─── Exercise material
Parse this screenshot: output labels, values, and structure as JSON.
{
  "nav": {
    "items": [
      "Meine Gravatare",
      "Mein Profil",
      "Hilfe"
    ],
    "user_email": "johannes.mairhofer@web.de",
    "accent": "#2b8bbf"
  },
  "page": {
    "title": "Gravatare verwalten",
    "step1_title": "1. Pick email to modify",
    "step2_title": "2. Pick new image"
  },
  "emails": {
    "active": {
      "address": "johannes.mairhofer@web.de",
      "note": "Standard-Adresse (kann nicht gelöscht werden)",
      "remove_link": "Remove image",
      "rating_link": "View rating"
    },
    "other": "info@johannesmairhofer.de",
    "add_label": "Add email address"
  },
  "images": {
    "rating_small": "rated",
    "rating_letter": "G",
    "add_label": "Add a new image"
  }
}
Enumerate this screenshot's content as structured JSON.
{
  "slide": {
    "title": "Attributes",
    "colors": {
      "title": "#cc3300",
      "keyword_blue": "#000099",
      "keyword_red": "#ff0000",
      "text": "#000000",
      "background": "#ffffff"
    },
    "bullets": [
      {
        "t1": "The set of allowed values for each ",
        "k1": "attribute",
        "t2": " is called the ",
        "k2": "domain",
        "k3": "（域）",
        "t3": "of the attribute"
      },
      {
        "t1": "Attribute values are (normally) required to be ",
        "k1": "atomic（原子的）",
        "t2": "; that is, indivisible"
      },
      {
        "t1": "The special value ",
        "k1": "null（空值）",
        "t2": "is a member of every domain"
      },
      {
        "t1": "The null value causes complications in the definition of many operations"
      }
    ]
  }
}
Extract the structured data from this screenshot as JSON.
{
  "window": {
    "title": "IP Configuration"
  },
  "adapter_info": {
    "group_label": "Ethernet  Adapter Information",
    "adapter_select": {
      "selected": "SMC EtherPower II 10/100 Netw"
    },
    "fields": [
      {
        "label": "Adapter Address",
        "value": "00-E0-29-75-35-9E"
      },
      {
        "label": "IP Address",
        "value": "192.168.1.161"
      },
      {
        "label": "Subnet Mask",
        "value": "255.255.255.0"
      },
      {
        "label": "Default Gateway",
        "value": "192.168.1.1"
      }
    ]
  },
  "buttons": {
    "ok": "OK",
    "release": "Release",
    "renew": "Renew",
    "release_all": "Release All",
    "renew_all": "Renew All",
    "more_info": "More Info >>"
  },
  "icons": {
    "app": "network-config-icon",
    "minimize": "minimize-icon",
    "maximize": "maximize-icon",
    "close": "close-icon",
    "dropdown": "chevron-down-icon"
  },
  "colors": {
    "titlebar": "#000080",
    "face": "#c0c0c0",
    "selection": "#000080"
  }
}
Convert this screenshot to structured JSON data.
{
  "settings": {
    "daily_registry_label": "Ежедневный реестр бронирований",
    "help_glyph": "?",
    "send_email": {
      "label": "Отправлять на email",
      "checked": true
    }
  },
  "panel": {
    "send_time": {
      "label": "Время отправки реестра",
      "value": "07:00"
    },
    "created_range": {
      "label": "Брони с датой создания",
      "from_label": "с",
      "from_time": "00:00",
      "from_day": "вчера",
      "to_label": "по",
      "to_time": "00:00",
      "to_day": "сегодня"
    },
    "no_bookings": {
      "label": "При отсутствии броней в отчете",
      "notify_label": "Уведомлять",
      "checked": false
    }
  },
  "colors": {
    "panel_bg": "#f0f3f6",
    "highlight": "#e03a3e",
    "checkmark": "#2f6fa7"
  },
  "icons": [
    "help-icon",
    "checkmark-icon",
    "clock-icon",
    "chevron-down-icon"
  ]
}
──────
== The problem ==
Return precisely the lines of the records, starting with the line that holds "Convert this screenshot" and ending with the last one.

== Output of the task ==
Convert this screenshot to structured JSON data.
{
  "settings": {
    "daily_registry_label": "Ежедневный реестр бронирований",
    "help_glyph": "?",
    "send_email": {
      "label": "Отправлять на email",
      "checked": true
    }
  },
  "panel": {
    "send_time": {
      "label": "Время отправки реестра",
      "value": "07:00"
    },
    "created_range": {
      "label": "Брони с датой создания",
      "from_label": "с",
      "from_time": "00:00",
      "from_day": "вчера",
      "to_label": "по",
      "to_time": "00:00",
      "to_day": "сегодня"
    },
    "no_bookings": {
      "label": "При отсутствии броней в отчете",
      "notify_label": "Уведомлять",
      "checked": false
    }
  },
  "colors": {
    "panel_bg": "#f0f3f6",
    "highlight": "#e03a3e",
    "checkmark": "#2f6fa7"
  },
  "icons": [
    "help-icon",
    "checkmark-icon",
    "clock-icon",
    "chevron-down-icon"
  ]
}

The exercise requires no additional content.